Gadot and everyone involved in this mess are creatures of the entertainment world — those who’ve managed to escape reality’s orbit like human Voyager probes, propelled into the inky darkness of La-La Land by an admixture of money, privilege, fame and a battery of attendants whose job it is to insulate them from the existence the other 99.999 percent of the world has to suffer through.
Nobody learned any lessons from this, mind you. I can’t go over every Marie Antoinette moment our Hollywood betters engaged in during the pandemic, but let’s remember last year’s Emmy Awards They took place as Los Angeles County — where the awards show was being held — had an indoor masking order. But that’s just for the commoners, right?
— Eric Bott (@BottAFP) September 20, 2021
Seth Rogan calls out the Emmys for being indoors. pic.twitter.com/nA7THaxDn6
— The Post Millennial (@TPostMillennial) September 20, 2021
When Seth Rogen is calling people out on their incaution — and, in a way, their hypocrisy — that says something.
But don’t worry — the Los Angeles County Department of Public Health assured us all this was on the up-and-up, as “[t] Emmy Awards Show is a television production, and persons appearing on the show are considered performers,” giving them an exemption.

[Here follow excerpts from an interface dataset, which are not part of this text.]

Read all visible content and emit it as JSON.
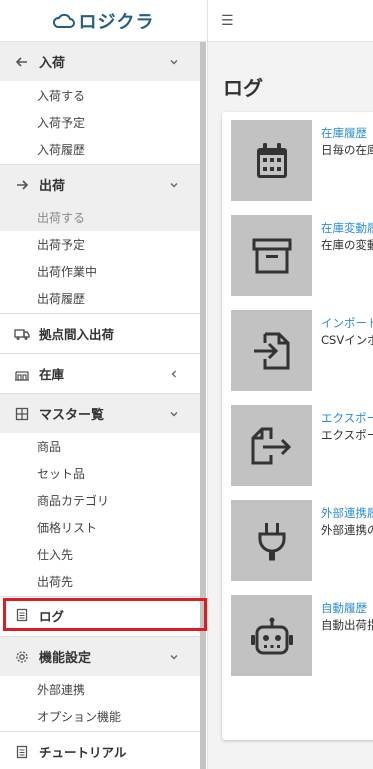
{
  "brand": {
    "name": "ロジクラ"
  },
  "header": {
    "menu_icon": "☰"
  },
  "sidebar": {
    "groups": [
      {
        "label": "入荷",
        "icon": "arrow-left-icon",
        "items": [
          "入荷する",
          "入荷予定",
          "入荷履歴"
        ]
      },
      {
        "label": "出荷",
        "icon": "arrow-right-icon",
        "items": [
          "出荷する",
          "出荷予定",
          "出荷作業中",
          "出荷履歴"
        ],
        "active_item": "出荷する"
      },
      {
        "label": "拠点間入出荷",
        "icon": "truck-icon"
      },
      {
        "label": "在庫",
        "icon": "inventory-icon"
      },
      {
        "label": "マスター覧",
        "icon": "table-icon",
        "items": [
          "商品",
          "セット品",
          "商品カテゴリ",
          "価格リスト",
          "仕入先",
          "出荷先"
        ]
      },
      {
        "label": "ログ",
        "icon": "document-icon"
      },
      {
        "label": "機能設定",
        "icon": "gear-icon",
        "items": [
          "外部連携",
          "オプション機能"
        ]
      },
      {
        "label": "チュートリアル",
        "icon": "document-icon"
      }
    ]
  },
  "main": {
    "title": "ログ",
    "logs": [
      {
        "icon": "calendar-icon",
        "link": "在庫履歴",
        "desc": "日毎の在庫"
      },
      {
        "icon": "archive-icon",
        "link": "在庫変動履歴",
        "desc": "在庫の変動"
      },
      {
        "icon": "import-icon",
        "link": "インポート",
        "desc": "CSVインポート"
      },
      {
        "icon": "export-icon",
        "link": "エクスポート",
        "desc": "エクスポート"
      },
      {
        "icon": "plug-icon",
        "link": "外部連携履歴",
        "desc": "外部連携の"
      },
      {
        "icon": "robot-icon",
        "link": "自動履歴",
        "desc": "自動出荷指"
      }
    ]
  },
  "colors": {
    "accent": "#2b8ed8",
    "brand": "#1f5f80",
    "highlight": "#e01c22",
    "tile": "#c2c2c2"
  }
}
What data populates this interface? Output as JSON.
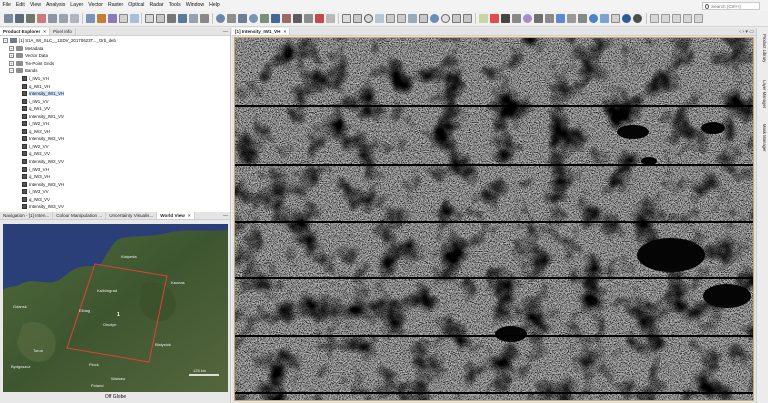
{
  "menu": [
    "File",
    "Edit",
    "View",
    "Analysis",
    "Layer",
    "Vector",
    "Raster",
    "Optical",
    "Radar",
    "Tools",
    "Window",
    "Help"
  ],
  "search": {
    "placeholder": "Search (Ctrl+I)"
  },
  "product_explorer": {
    "tabs": [
      "Product Explorer",
      "Pixel Info"
    ],
    "product_label": "[1] S1A_IW_SLC__1SDV_20170623T..._Orb_deb",
    "folders": [
      "Metadata",
      "Vector Data",
      "Tie-Point Grids",
      "Bands"
    ],
    "bands": [
      "i_IW1_VH",
      "q_IW1_VH",
      "Intensity_IW1_VH",
      "i_IW1_VV",
      "q_IW1_VV",
      "Intensity_IW1_VV",
      "i_IW2_VH",
      "q_IW2_VH",
      "Intensity_IW2_VH",
      "i_IW2_VV",
      "q_IW2_VV",
      "Intensity_IW2_VV",
      "i_IW3_VH",
      "q_IW3_VH",
      "Intensity_IW3_VH",
      "i_IW3_VV",
      "q_IW3_VV",
      "Intensity_IW3_VV"
    ],
    "selected_band": "Intensity_IW1_VH"
  },
  "bottom_panel": {
    "tabs": [
      "Navigation - [1] Inten...",
      "Colour Manipulation ...",
      "Uncertainty Visualis...",
      "World View"
    ],
    "active_tab": "World View",
    "footer": "Off Globe",
    "map_labels": {
      "city_1": "Klaipeda",
      "city_2": "Kaliningrad",
      "city_3": "Kaunas",
      "city_4": "Gdansk",
      "city_5": "Elblag",
      "city_6": "Olsztyn",
      "city_7": "Bialystok",
      "city_8": "Plock",
      "city_9": "Torun",
      "city_10": "Bydgoszcz",
      "city_11": "Warsaw",
      "city_12": "Poland",
      "footprint": "1",
      "scale": "125 km"
    }
  },
  "image_view": {
    "tab": "[1] Intensity_IW1_VH"
  },
  "right_sidebar": [
    "Product Library",
    "Layer Manager",
    "Mask Manager"
  ],
  "colors": {
    "footprint": "#e0403a",
    "image_border": "#c9a96a",
    "selection": "#cfe3ff"
  }
}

Imagine the cognitive dissonance involved there. You may say Gal Gadot is a hypocrite, but she’s not the only one. Now, when we hear “Imagine,” we can all think of coddled Hollywood stars assuring us from their manses that we were all going to be OK when we just locked down, even if we weren’t. Good work.
This article appeared originally on The Western Journal.